In the postseason, working counts can be overrated. The two biggest blows of the day came on first pitches.
Already down by a run in the first inning, the Cards' John Lackey tried to get ahead of Travis Ishikawa with a fastball with the bases loaded. The Giants' surprise postseason star launched it to the base of the wall in right-center for a three-run double.
"The wind was howling out there, and I got to that corner in the wall, and it looked like it was up and outta here," Cards right fielder Randal Grichuk said. "The wind kept carrying it more towards center before it hit off the wall."
Batting second in the seventh with the Cards down by a run, Grichuk wheeled on Tim Hudson's first pitch and launched it off the left-field pole to bring St. Louis even. Hudson said it was "probably the worst cutter I've thrown all day. [It] just backed up on me and went right into his swing."
Another game-changing early-count blow was struck by scalding-hot Kolten Wong in the fourth inning, when he unloaded a 1-0 pitch with two outs for a two-run double to right-center, the same place Ishikawa had visited earlier.

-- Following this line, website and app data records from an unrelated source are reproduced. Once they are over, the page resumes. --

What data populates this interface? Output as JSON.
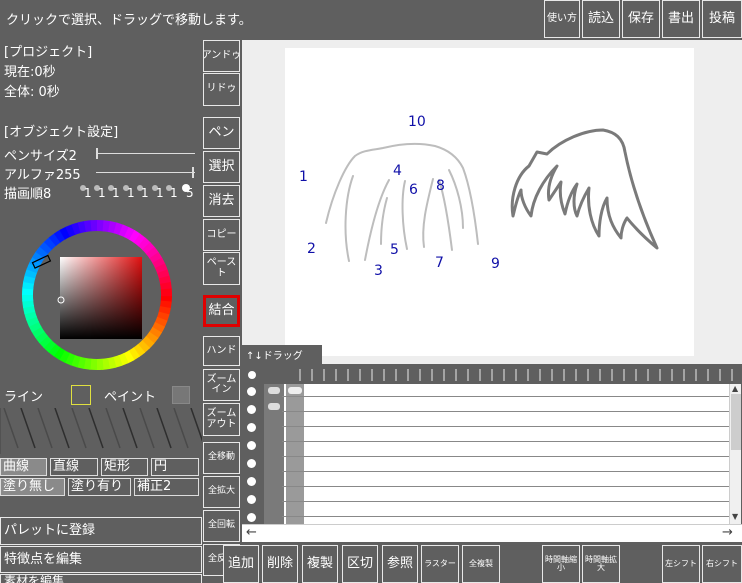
{
  "status": "クリックで選択、ドラッグで移動します。",
  "header": {
    "buttons": [
      "使い方",
      "読込",
      "保存",
      "書出",
      "投稿"
    ]
  },
  "project": {
    "title": "[プロジェクト]",
    "current": "現在:0秒",
    "total": "全体: 0秒"
  },
  "object": {
    "title": "[オブジェクト設定]",
    "pen_size": "ペンサイズ2",
    "alpha": "アルファ255",
    "order": "描画順8",
    "order_digits": [
      "1",
      "1",
      "1",
      "1",
      "1",
      "1",
      "1",
      "5"
    ]
  },
  "color": {
    "line_label": "ライン",
    "paint_label": "ペイント",
    "line_color": "#5f5f5f",
    "paint_color": "#6a6a6a"
  },
  "shapes": {
    "row1": [
      "曲線",
      "直線",
      "矩形",
      "円"
    ],
    "row2": [
      "塗り無し",
      "塗り有り",
      "補正2"
    ]
  },
  "left_menu": [
    "パレットに登録",
    "特徴点を編集",
    "素材を編集"
  ],
  "tools": [
    "アンドゥ",
    "リドゥ",
    "ペン",
    "選択",
    "消去",
    "コピー",
    "ペースト",
    "結合",
    "ハンド",
    "ズームイン",
    "ズームアウト",
    "全移動",
    "全拡大",
    "全回転",
    "全反転"
  ],
  "labels": [
    "1",
    "2",
    "3",
    "4",
    "5",
    "6",
    "7",
    "8",
    "9",
    "10"
  ],
  "timeline": {
    "tab": "↑↓ドラッグ",
    "arrow_left": "←",
    "arrow_right": "→"
  },
  "bottom": [
    "追加",
    "削除",
    "複製",
    "区切",
    "参照",
    "ラスター",
    "全複製",
    "時間軸縮小",
    "時間軸拡大",
    "左シフト",
    "右シフト"
  ]
}
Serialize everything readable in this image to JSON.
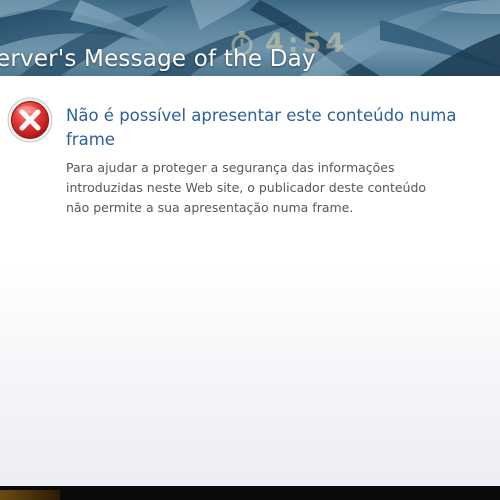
{
  "window": {
    "title": "erver's Message of the Day"
  },
  "hud": {
    "timer": "4:54",
    "timer_icon": "stopwatch-icon"
  },
  "error": {
    "icon": "error-x-icon",
    "icon_color": "#d81e1e",
    "heading": "Não é possível apresentar este conteúdo numa frame",
    "body": "Para ajudar a proteger a segurança das informações introduzidas neste Web site, o publicador deste conteúdo não permite a sua apresentação numa frame.",
    "heading_color": "#2c5f9e"
  }
}
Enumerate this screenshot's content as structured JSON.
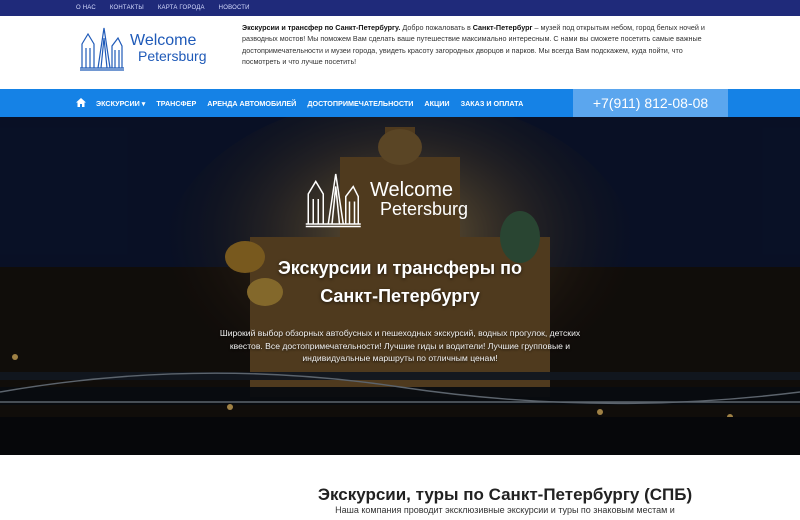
{
  "topbar": {
    "links": [
      "О НАС",
      "КОНТАКТЫ",
      "КАРТА ГОРОДА",
      "НОВОСТИ"
    ]
  },
  "logo": {
    "line1": "Welcome",
    "line2": "Petersburg"
  },
  "intro": {
    "bold1": "Экскурсии и трансфер по Санкт-Петербургу.",
    "text1": " Добро пожаловать в ",
    "bold2": "Санкт-Петербург",
    "text2": " – музей под открытым небом, город белых ночей и разводных мостов! Мы поможем Вам сделать ваше путешествие максимально интересным. С нами вы сможете посетить самые важные достопримечательности и музеи города, увидеть красоту загородных дворцов и парков. Мы всегда Вам подскажем, куда пойти, что посмотреть и что лучше посетить!"
  },
  "nav": {
    "home_icon": "home-icon",
    "items": [
      "ЭКСКУРСИИ ▾",
      "ТРАНСФЕР",
      "АРЕНДА АВТОМОБИЛЕЙ",
      "ДОСТОПРИМЕЧАТЕЛЬНОСТИ",
      "АКЦИИ",
      "ЗАКАЗ И ОПЛАТА"
    ],
    "phone": "+7(911) 812-08-08"
  },
  "hero": {
    "logo_line1": "Welcome",
    "logo_line2": "Petersburg",
    "title_bold": "Экскурсии",
    "title_rest": " и трансферы по",
    "title_line2": "Санкт-Петербургу",
    "description": "Широкий выбор обзорных автобусных и пешеходных экскурсий, водных прогулок, детских квестов. Все достопримечательности! Лучшие гиды и водители! Лучшие групповые и индивидуальные маршруты по отличным ценам!"
  },
  "section": {
    "title": "Экскурсии, туры по Санкт-Петербургу (СПБ)",
    "subtitle": "Наша компания проводит эксклюзивные экскурсии и туры по знаковым местам и"
  },
  "colors": {
    "topbar": "#1f2a7a",
    "nav": "#1582e6",
    "phone_bg": "#5ba6ee",
    "logo_blue": "#1f5ab8"
  }
}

Wong's drive brought the Cards off the deck and reversed the momentum the Giants had with their four-run first.
3. Grichuk's power is electric
Grichuk's lightning-bolt blast on the last pitch of Hudson's day came as no surprise to a veteran scout named Eddie Bane.
In his final two years at Lamar Consolidated High School in Rosenberg, Texas, Grichuk led the nation with 38 homers, including 21 in 28 games in his senior year. The Angels still drew some criticism when they made him the 24th overall selection in the 2009 First-Year Player Draft, one pick ahead of a New Jersey kid named Mike Trout.
"I have a lot of faith in my area scouts and our cross-checkers," Bane, the Angels' scouting director, said at the time. "Our guys really liked Randal Grichuk. We targeted him, and we think he has a chance to be a terrific player. I think we saw a lot more of him than [the critics]. He has lightning bat speed."
Not much criticism surfaced when the Angels dealt Grichuk to the Cards along with Peter Bourjos over the winter, acquiring David Freese and Fernando Salas. Hampered early by injuries, Grichuk didn't develop as quickly as Trout. But the Texan is showing why the Angels thought so highly of him. Grichuk has demonstrated exceptional athleticism in right field in the postseason, and he opened his postseason career with a home run off the great Clayton Kershaw in the NL Division Series.
4. Bochy always trusts his firemen
The Giants' bullpen let Game 2 get away with solo homers in three consecutive innings, but the veteran relievers -- Jeremy Affeldt, Santiago Casilla, Javier Lopez and Romo -- rebounded to shut down the Cards from the eighth through the 10th.
"These are the guys that brought us to this dance," Bochy said, "and we're going to use them. You stick with them. They are going to make mistakes; they are human. But you throw them back out there."
Following the short-term memory mantra of all relievers, Romo said he put his game-deciding ninth-inning delivery to Wong in St. Louis -- sent rocketing into the seats -- quickly behind him.
"I was asked about it [Sunday] and said I was over it," Romo said. "Things like that happen. You can't sit around and dwell on them. The way I saw it, I was going to have another chance."
5. Yadier Molina is irreplaceable
This is no bulletin. Molina is the best defensive catcher of the era, one of the best ever. A.J. Pierzynski has experience and is tough-minded, but there's only one Yadi. His strained oblique, tying him to the bench, is impossible to overlook.
Lyle Spencer is a national reporter for MLB.com. This story was not subject to the approval of Major League Baseball or its clubs.